Interface dataset entries
= Beginning of Section =
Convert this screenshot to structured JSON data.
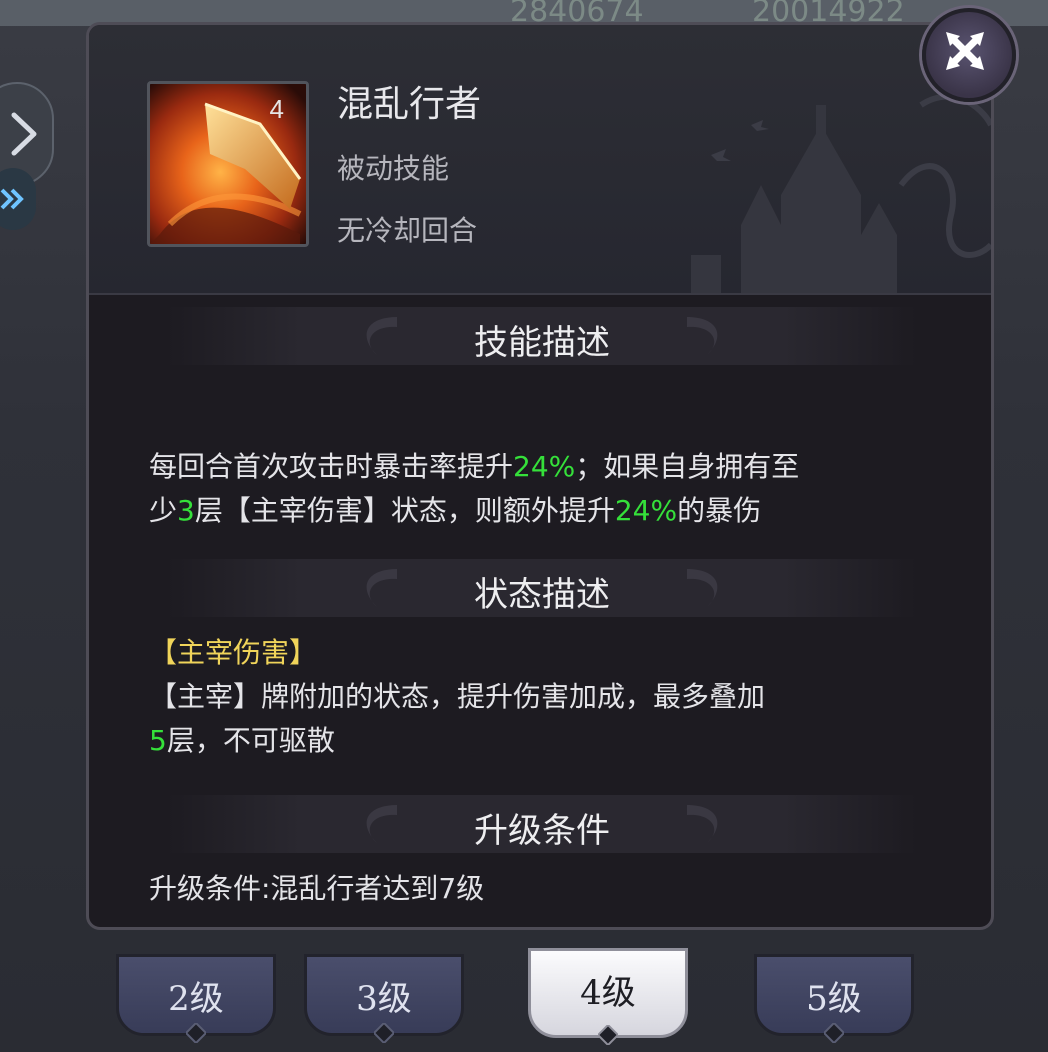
{
  "background": {
    "top_numbers": [
      "2840674",
      "20014922"
    ]
  },
  "skill": {
    "icon_name": "blade-fire-icon",
    "level_badge": "4",
    "name": "混乱行者",
    "type": "被动技能",
    "cooldown": "无冷却回合"
  },
  "sections": {
    "skill_desc_title": "技能描述",
    "status_desc_title": "状态描述",
    "upgrade_title": "升级条件"
  },
  "skill_desc": {
    "line1_a": "每回合首次攻击时暴击率提升",
    "line1_b": "24%",
    "line1_c": "；如果自身拥有至",
    "line2_a": "少",
    "line2_b": "3",
    "line2_c": "层【主宰伤害】状态，则额外提升",
    "line2_d": "24%",
    "line2_e": "的暴伤"
  },
  "status_desc": {
    "name": "【主宰伤害】",
    "line1": "【主宰】牌附加的状态，提升伤害加成，最多叠加",
    "line2_a": "5",
    "line2_b": "层，不可驱散"
  },
  "upgrade": {
    "text": "升级条件:混乱行者达到7级"
  },
  "tabs": [
    {
      "label": "2级",
      "active": false
    },
    {
      "label": "3级",
      "active": false
    },
    {
      "label": "4级",
      "active": true
    },
    {
      "label": "5级",
      "active": false
    }
  ],
  "colors": {
    "highlight_green": "#35e03a",
    "status_gold": "#f0d45a",
    "panel_bg": "#1d1b21"
  }
}
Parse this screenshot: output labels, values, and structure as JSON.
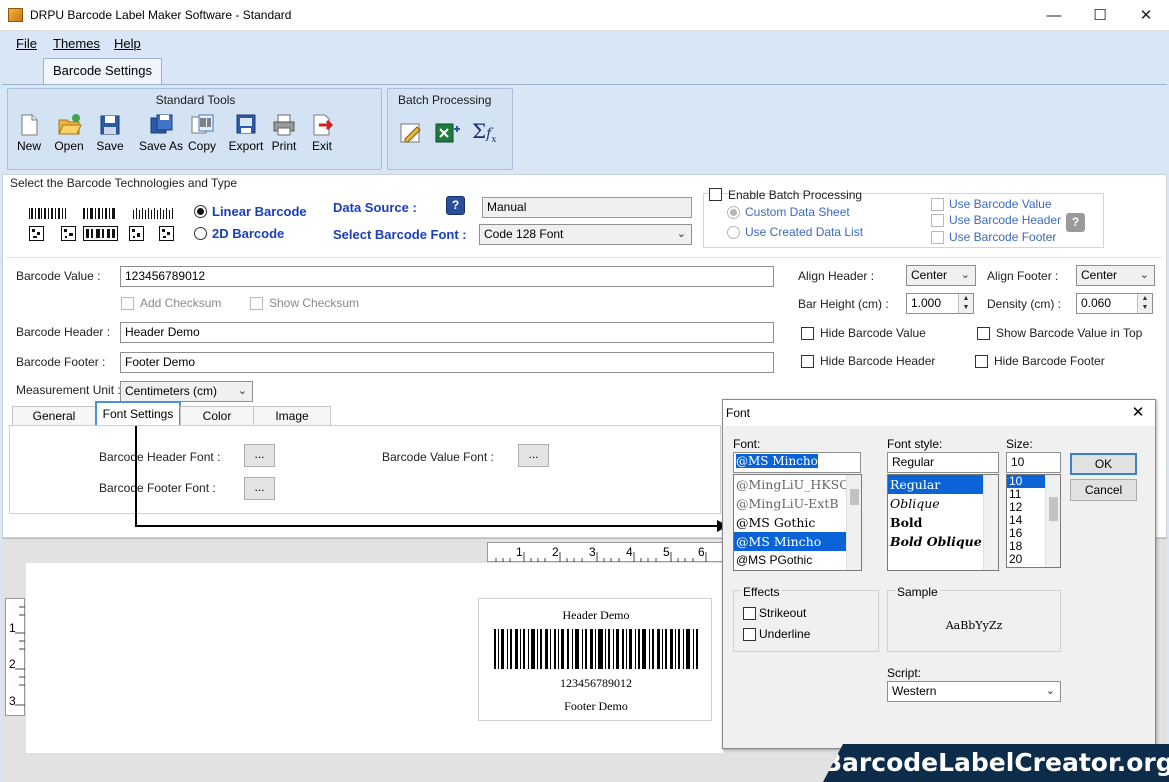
{
  "window": {
    "title": "DRPU Barcode Label Maker Software - Standard",
    "minimize": "—",
    "maximize": "☐",
    "close": "✕"
  },
  "menu": {
    "file": "File",
    "themes": "Themes",
    "help": "Help"
  },
  "ribbon": {
    "tab": "Barcode Settings",
    "standard_tools_title": "Standard Tools",
    "batch_title": "Batch Processing",
    "tools": [
      "New",
      "Open",
      "Save",
      "Save As",
      "Copy",
      "Export",
      "Print",
      "Exit"
    ]
  },
  "tech": {
    "section_label": "Select the Barcode Technologies and Type",
    "linear": "Linear Barcode",
    "twod": "2D Barcode",
    "data_source_label": "Data Source :",
    "data_source_value": "Manual",
    "font_label": "Select Barcode Font :",
    "font_value": "Code 128 Font",
    "help_icon": "?"
  },
  "batch": {
    "enable": "Enable Batch Processing",
    "custom": "Custom Data Sheet",
    "created": "Use Created Data List",
    "use_value": "Use Barcode Value",
    "use_header": "Use Barcode Header",
    "use_footer": "Use Barcode Footer",
    "help_icon": "?"
  },
  "form": {
    "value_label": "Barcode Value :",
    "value": "123456789012",
    "add_checksum": "Add Checksum",
    "show_checksum": "Show Checksum",
    "header_label": "Barcode Header :",
    "header": "Header Demo",
    "footer_label": "Barcode Footer :",
    "footer": "Footer Demo",
    "unit_label": "Measurement Unit :",
    "unit": "Centimeters (cm)"
  },
  "right_opts": {
    "align_header_label": "Align Header :",
    "align_header": "Center",
    "align_footer_label": "Align Footer :",
    "align_footer": "Center",
    "bar_height_label": "Bar Height (cm) :",
    "bar_height": "1.000",
    "density_label": "Density (cm) :",
    "density": "0.060",
    "hide_value": "Hide Barcode Value",
    "show_value_top": "Show Barcode Value in Top",
    "hide_header": "Hide Barcode Header",
    "hide_footer": "Hide Barcode Footer"
  },
  "subtabs": [
    "General Settings",
    "Font Settings",
    "Color Settings",
    "Image Settings"
  ],
  "font_settings": {
    "header_font": "Barcode Header Font :",
    "footer_font": "Barcode Footer Font :",
    "value_font": "Barcode Value Font :",
    "btn": "..."
  },
  "rulers": {
    "h": [
      "1",
      "2",
      "3",
      "4",
      "5",
      "6"
    ],
    "v": [
      "1",
      "2",
      "3"
    ]
  },
  "label_preview": {
    "header": "Header Demo",
    "value": "123456789012",
    "footer": "Footer Demo"
  },
  "font_dialog": {
    "title": "Font",
    "font_label": "Font:",
    "font_value": "@MS Mincho",
    "fonts": [
      "@MingLiU_HKSCS-ExtB",
      "@MingLiU-ExtB",
      "@MS Gothic",
      "@MS Mincho",
      "@MS PGothic"
    ],
    "style_label": "Font style:",
    "style_value": "Regular",
    "styles": [
      "Regular",
      "Oblique",
      "Bold",
      "Bold Oblique"
    ],
    "size_label": "Size:",
    "size_value": "10",
    "sizes": [
      "10",
      "11",
      "12",
      "14",
      "16",
      "18",
      "20"
    ],
    "ok": "OK",
    "cancel": "Cancel",
    "effects": "Effects",
    "strikeout": "Strikeout",
    "underline": "Underline",
    "sample_label": "Sample",
    "sample_text": "AaBbYyZz",
    "script_label": "Script:",
    "script_value": "Western"
  },
  "watermark": "BarcodeLabelCreator.org",
  "colors": {
    "accent": "#1a3fb8",
    "selection": "#0a64d8",
    "watermark_bg": "#0d2c49"
  }
}
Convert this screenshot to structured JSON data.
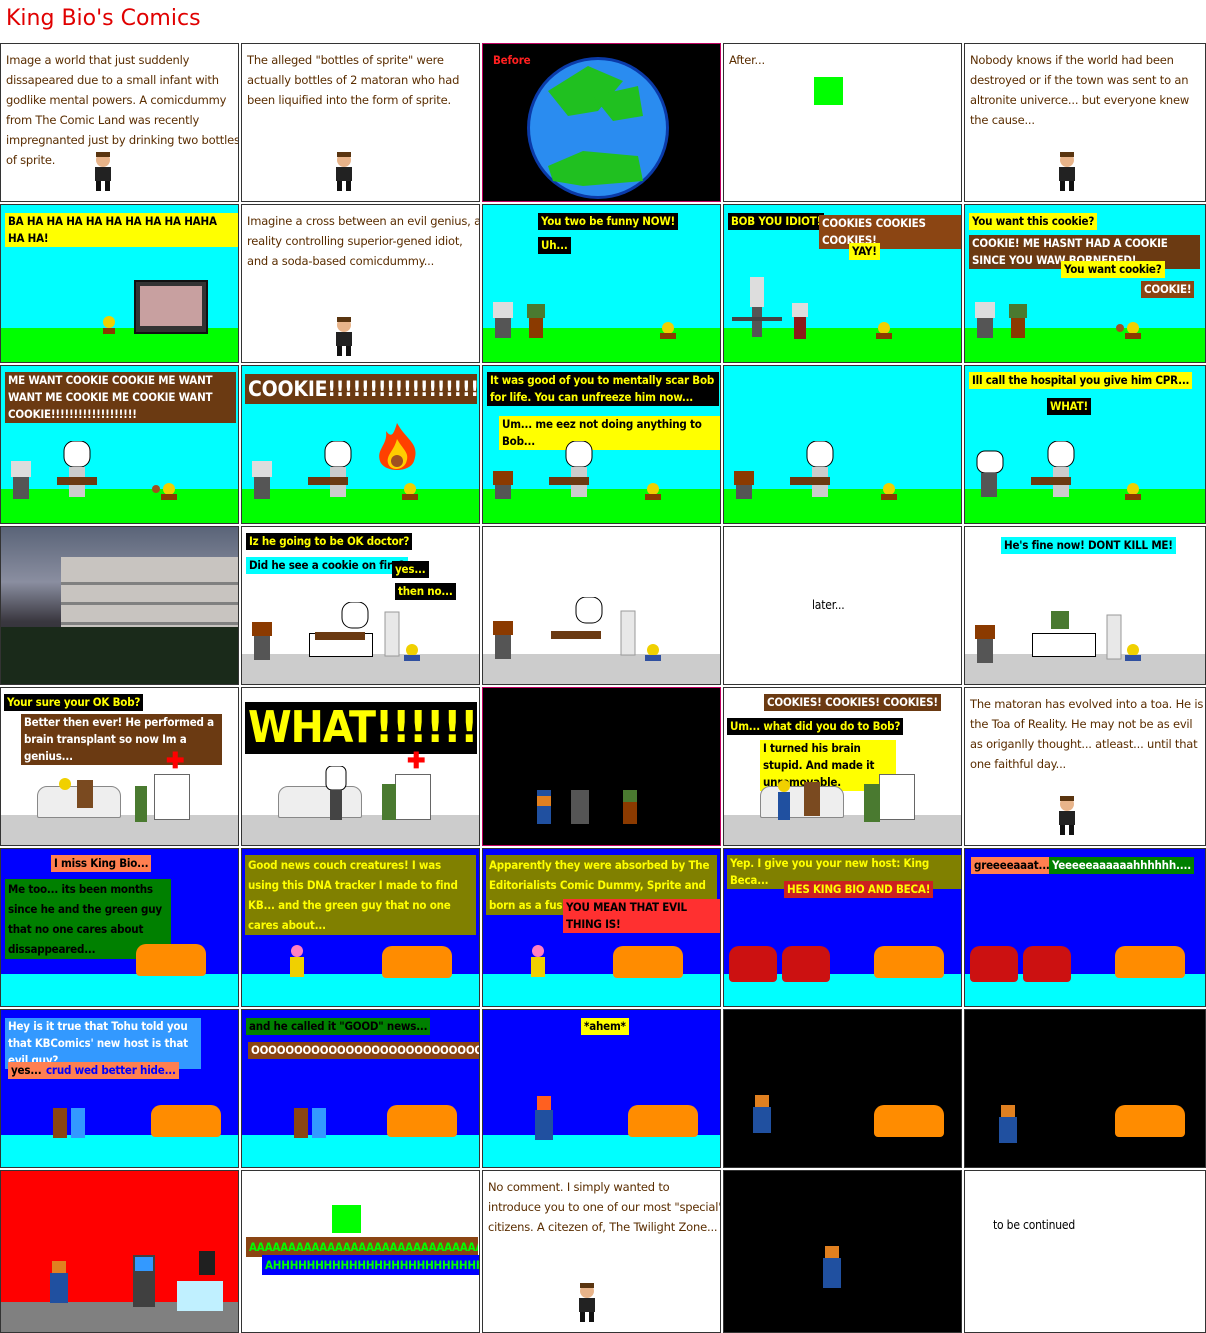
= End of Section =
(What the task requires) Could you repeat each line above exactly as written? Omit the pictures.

(Solution to this task)
Convert this screenshot to structured JSON data.
{
  "background": {
    "top_numbers": [
      "2840674",
      "20014922"
    ]
  },
  "skill": {
    "icon_name": "blade-fire-icon",
    "level_badge": "4",
    "name": "混乱行者",
    "type": "被动技能",
    "cooldown": "无冷却回合"
  },
  "sections": {
    "skill_desc_title": "技能描述",
    "status_desc_title": "状态描述",
    "upgrade_title": "升级条件"
  },
  "skill_desc": {
    "line1_a": "每回合首次攻击时暴击率提升",
    "line1_b": "24%",
    "line1_c": "；如果自身拥有至",
    "line2_a": "少",
    "line2_b": "3",
    "line2_c": "层【主宰伤害】状态，则额外提升",
    "line2_d": "24%",
    "line2_e": "的暴伤"
  },
  "status_desc": {
    "name": "【主宰伤害】",
    "line1": "【主宰】牌附加的状态，提升伤害加成，最多叠加",
    "line2_a": "5",
    "line2_b": "层，不可驱散"
  },
  "upgrade": {
    "text": "升级条件:混乱行者达到7级"
  },
  "tabs": [
    {
      "label": "2级",
      "active": false
    },
    {
      "label": "3级",
      "active": false
    },
    {
      "label": "4级",
      "active": true
    },
    {
      "label": "5级",
      "active": false
    }
  ],
  "colors": {
    "highlight_green": "#35e03a",
    "status_gold": "#f0d45a",
    "panel_bg": "#1d1b21"
  }
}
Parse this screenshot: output labels, values, and structure as JSON.
{
  "window": {
    "title": "DRPU Barcode Label Maker Software - Standard",
    "minimize": "—",
    "maximize": "☐",
    "close": "✕"
  },
  "menu": {
    "file": "File",
    "themes": "Themes",
    "help": "Help"
  },
  "ribbon": {
    "tab": "Barcode Settings",
    "standard_tools_title": "Standard Tools",
    "batch_title": "Batch Processing",
    "tools": [
      "New",
      "Open",
      "Save",
      "Save As",
      "Copy",
      "Export",
      "Print",
      "Exit"
    ]
  },
  "tech": {
    "section_label": "Select the Barcode Technologies and Type",
    "linear": "Linear Barcode",
    "twod": "2D Barcode",
    "data_source_label": "Data Source :",
    "data_source_value": "Manual",
    "font_label": "Select Barcode Font :",
    "font_value": "Code 128 Font",
    "help_icon": "?"
  },
  "batch": {
    "enable": "Enable Batch Processing",
    "custom": "Custom Data Sheet",
    "created": "Use Created Data List",
    "use_value": "Use Barcode Value",
    "use_header": "Use Barcode Header",
    "use_footer": "Use Barcode Footer",
    "help_icon": "?"
  },
  "form": {
    "value_label": "Barcode Value :",
    "value": "123456789012",
    "add_checksum": "Add Checksum",
    "show_checksum": "Show Checksum",
    "header_label": "Barcode Header :",
    "header": "Header Demo",
    "footer_label": "Barcode Footer :",
    "footer": "Footer Demo",
    "unit_label": "Measurement Unit :",
    "unit": "Centimeters (cm)"
  },
  "right_opts": {
    "align_header_label": "Align Header :",
    "align_header": "Center",
    "align_footer_label": "Align Footer :",
    "align_footer": "Center",
    "bar_height_label": "Bar Height (cm) :",
    "bar_height": "1.000",
    "density_label": "Density (cm) :",
    "density": "0.060",
    "hide_value": "Hide Barcode Value",
    "show_value_top": "Show Barcode Value in Top",
    "hide_header": "Hide Barcode Header",
    "hide_footer": "Hide Barcode Footer"
  },
  "subtabs": [
    "General Settings",
    "Font Settings",
    "Color Settings",
    "Image Settings"
  ],
  "font_settings": {
    "header_font": "Barcode Header Font :",
    "footer_font": "Barcode Footer Font :",
    "value_font": "Barcode Value Font :",
    "btn": "..."
  },
  "rulers": {
    "h": [
      "1",
      "2",
      "3",
      "4",
      "5",
      "6"
    ],
    "v": [
      "1",
      "2",
      "3"
    ]
  },
  "label_preview": {
    "header": "Header Demo",
    "value": "123456789012",
    "footer": "Footer Demo"
  },
  "font_dialog": {
    "title": "Font",
    "font_label": "Font:",
    "font_value": "@MS Mincho",
    "fonts": [
      "@MingLiU_HKSCS-ExtB",
      "@MingLiU-ExtB",
      "@MS Gothic",
      "@MS Mincho",
      "@MS PGothic"
    ],
    "style_label": "Font style:",
    "style_value": "Regular",
    "styles": [
      "Regular",
      "Oblique",
      "Bold",
      "Bold Oblique"
    ],
    "size_label": "Size:",
    "size_value": "10",
    "sizes": [
      "10",
      "11",
      "12",
      "14",
      "16",
      "18",
      "20"
    ],
    "ok": "OK",
    "cancel": "Cancel",
    "effects": "Effects",
    "strikeout": "Strikeout",
    "underline": "Underline",
    "sample_label": "Sample",
    "sample_text": "AaBbYyZz",
    "script_label": "Script:",
    "script_value": "Western"
  },
  "watermark": "BarcodeLabelCreator.org",
  "colors": {
    "accent": "#1a3fb8",
    "selection": "#0a64d8",
    "watermark_bg": "#0d2c49"
  }
}
Convert this screenshot to structured JSON data.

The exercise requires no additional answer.